At Willow Creek, I turned west onto State Route 299, known as the Trinity Heritage Scenic Byway because it follows the path of 19th-century gold miners and pioneers. It snakes its way through the heavily wooded Trinity Alps and climbs over a pass before making a long descent to the coast. Even in mid-July, U.S. Route 101 through Arcata, Eureka, and Fortuna was socked in with chilly fog. At Alton, I turned east again, heading inland on State Route 36 –not a designated scenic byway, but known as Serpent to the Sea. Traveling west-to-east, it passes through a few rural communities before entering Grizzly Creek Redwoods State Park, where enormous coast redwoods rise hundreds of feet above the roadside.
Beyond Bridgeville, Route 36 turns into a narrow goat path as it goes over a ridge, but it’s currently being straightened and widened to accommodate big trucks and RVs –an improvement for them but not for motorcyclists. East of Dinsmore, Route 36 was freshly paved, like having a racetrack all to myself, scraping the Tracer’s peg feelers in corner after corner. And on it goes, over more mountains with endless curves and finally roller-coastering its way through ranch land with blind crests and sudden drops and quick turns. As I approached the town of Red Bluff, just before Route 36 crosses I-5, I found the well-known sign that warns motorists and entices motorcyclists: curvy roads next 140 miles.
The thing about riding roads as good as these is that it becomes addictive.

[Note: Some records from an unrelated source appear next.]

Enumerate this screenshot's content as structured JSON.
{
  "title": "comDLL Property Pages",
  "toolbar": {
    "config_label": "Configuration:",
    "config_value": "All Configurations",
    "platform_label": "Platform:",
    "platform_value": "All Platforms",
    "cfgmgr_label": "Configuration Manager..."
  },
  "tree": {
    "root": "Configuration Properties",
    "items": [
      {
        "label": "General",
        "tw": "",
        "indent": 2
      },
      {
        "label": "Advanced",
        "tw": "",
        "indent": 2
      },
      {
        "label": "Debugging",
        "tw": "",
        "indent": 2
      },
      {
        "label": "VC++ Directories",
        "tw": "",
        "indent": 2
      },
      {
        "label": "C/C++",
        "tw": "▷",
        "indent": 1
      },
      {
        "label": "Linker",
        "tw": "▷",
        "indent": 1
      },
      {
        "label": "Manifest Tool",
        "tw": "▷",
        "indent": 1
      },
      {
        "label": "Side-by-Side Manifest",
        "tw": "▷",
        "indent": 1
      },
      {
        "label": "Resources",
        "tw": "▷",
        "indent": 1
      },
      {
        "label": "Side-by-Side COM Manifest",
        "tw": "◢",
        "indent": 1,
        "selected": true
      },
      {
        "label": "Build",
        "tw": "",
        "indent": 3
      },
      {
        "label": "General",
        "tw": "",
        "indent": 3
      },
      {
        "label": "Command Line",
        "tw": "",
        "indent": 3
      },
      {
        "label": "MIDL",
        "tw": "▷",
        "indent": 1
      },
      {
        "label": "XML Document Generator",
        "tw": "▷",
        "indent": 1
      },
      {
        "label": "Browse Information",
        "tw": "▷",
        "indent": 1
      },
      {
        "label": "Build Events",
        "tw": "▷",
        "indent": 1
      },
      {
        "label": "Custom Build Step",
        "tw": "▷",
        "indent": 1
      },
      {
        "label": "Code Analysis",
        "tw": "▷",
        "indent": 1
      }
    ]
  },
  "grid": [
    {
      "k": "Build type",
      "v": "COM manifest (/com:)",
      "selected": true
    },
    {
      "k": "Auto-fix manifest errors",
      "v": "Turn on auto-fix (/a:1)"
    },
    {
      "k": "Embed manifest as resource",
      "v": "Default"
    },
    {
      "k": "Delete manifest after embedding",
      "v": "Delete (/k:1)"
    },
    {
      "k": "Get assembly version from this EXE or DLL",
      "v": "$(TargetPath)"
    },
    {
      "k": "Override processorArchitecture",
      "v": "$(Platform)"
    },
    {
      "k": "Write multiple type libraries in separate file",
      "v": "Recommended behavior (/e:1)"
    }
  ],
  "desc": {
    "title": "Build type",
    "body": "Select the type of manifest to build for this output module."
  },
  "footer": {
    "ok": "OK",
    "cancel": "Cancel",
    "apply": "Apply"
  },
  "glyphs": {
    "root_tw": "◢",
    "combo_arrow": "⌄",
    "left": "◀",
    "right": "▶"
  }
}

Now that I have experienced the Cascades and California Routes 96 and 36 for myself, all I want to do is go back for more.